Despite criticism from coalition members, including MK Sharren Haskel (Likud), MK Tali Ploskov (Kulanu), and Defense Minister Avigdor Liberman’s Yisrael Beytenu party, which vowed to vote down the bill, the proposal passed its first reading in a predawn vote Tuesday morning, 59 in favor and 54 opposed.
While MKs Haskel and Ploskov were absent from the vote, along with Aliyah Minister Sofa Landver (Yisrael Beytenu), four Yisrael Beytenu members voted with the opposition against the bill.
The second and third votes, which finished at approximately 7:00 Tuesday morning, passed by an even narrower margin, with 58 MKs in favor and 57 opposed.
Deri, who initiated the legislation, threatened to resign from the government if the law was not approved in its first reading.
Prime Minister Binyamin Netanyahu shortened his trip to Europe and exerted pressure on MKs from the Likud who threatened not to support the bill, namely Sharren Haskel and Yehuda Glick. Glick finally agreed to support the bill in exchange for the coalition's agreement to promote a bill banning the publication of cigarettes and tobacco products, except in the printed press.
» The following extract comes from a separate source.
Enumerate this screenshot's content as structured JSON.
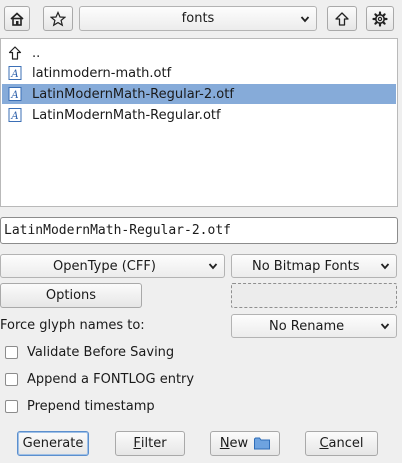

The Arab Joint List party announced on Saturday that it would vote against the law, citing haredi support for the Muezzin Law, which would lower the volume permitted for loudspeakers used to call Muslims to prayer.
The government had attempted to recruit the support of the Arab MKs in order to avoid a coalition crisis with Yisrael Beytenu.
Prime Minister Netanyahu chastised coalition members who threatened to vote against the bill, warning that if the proposed law failed to pass, the government could be toppled.
Coalition Chairman David Amsalem (Likud) petitioned to remove MK Haskel, a prominent opponent of the bill, from the Likud. On Monday, however, a Likud party court rejected the petition, and offered criticism of the attempt.
The final version of the bill requires businesses looking to operate during the Sabbath to receive not only permission from their local municipality, but also from the Interior Minister.
Some businesses are exempt from the new regulation, however, including gas stations and attached convenience stores, restaurants, bars, coffee shops, theaters, movie theaters, and concert halls.